The Windrush Generation term comes after the name of the passenger liner and cruise ship “The Empire Windrush” which arrived at Tilbury on 22 June 1948, carrying 492 passengers from Jamaica. Today “the Windrush arrival” symbolise the historical beginnings of British multiculturalism and Windrush generation is referred to many of people came to England in late 40’s and 50’s. All of arrivals and their families wished to find a work and better life in United Kingdom – which faced a labour shortage following the war devastation at that time.
The Windrush scandal spread throughout the media bringing out concerns about immigration status of the Windrush generation members.
People had been wrongfully detained in immigration detention centres in the past six years and many individuals had been mistakenly deported. However, the British Nationality Act 1948 gave Caribbean and other commonwealth people British citizenship and full rights to entry and settlement into the UK.
During the 1960’s and 1970’s the Government passed a new legislation to impose stricter immigration controls, which meant that the 1971 Immigration Act restricted primary immigration to the UK but allowed Commonwealth citizens already in the country to leave or remain. Unfortunately the Home Office did not issue paperwork confirming the status of those who arrived before 1973.

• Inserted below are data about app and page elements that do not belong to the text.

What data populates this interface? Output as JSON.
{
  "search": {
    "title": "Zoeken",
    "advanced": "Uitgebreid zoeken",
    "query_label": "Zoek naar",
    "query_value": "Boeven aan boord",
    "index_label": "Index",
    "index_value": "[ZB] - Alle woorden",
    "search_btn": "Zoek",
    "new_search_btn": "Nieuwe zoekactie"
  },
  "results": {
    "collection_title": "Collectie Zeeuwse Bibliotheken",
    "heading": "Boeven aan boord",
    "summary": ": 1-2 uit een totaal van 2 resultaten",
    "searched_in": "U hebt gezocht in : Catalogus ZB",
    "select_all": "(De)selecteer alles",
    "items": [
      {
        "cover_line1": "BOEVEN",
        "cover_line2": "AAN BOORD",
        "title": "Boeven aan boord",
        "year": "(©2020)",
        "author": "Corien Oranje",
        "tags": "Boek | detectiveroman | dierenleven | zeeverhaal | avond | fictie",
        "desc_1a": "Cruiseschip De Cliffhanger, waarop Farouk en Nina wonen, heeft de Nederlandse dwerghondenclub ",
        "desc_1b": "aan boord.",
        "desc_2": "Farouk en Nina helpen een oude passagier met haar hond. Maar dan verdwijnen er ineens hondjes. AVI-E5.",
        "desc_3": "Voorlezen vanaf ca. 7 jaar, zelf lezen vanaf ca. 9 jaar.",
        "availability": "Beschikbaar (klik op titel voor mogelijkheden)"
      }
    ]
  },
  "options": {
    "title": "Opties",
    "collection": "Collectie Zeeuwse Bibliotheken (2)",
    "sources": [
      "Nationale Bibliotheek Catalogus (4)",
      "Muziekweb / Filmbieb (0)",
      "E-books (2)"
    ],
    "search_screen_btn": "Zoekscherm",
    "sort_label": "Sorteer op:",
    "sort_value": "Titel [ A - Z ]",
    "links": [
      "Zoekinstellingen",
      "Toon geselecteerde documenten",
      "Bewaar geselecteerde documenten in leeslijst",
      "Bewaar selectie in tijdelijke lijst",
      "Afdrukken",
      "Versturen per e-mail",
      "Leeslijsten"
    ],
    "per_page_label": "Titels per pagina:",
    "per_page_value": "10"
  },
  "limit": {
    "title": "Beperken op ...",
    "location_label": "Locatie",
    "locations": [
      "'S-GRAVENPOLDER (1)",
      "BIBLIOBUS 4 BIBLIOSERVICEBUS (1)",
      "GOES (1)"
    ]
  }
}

Although, Sajid Javid stated behalf of House of Commons that “[…] we will do right by the Windrush generation”. Theresa May also said publicly that the UK Government will do whatever it takes to resolve the ‘anxieties and problems, that people of the Windrush generation have endured and Theresa May has further offered compensation.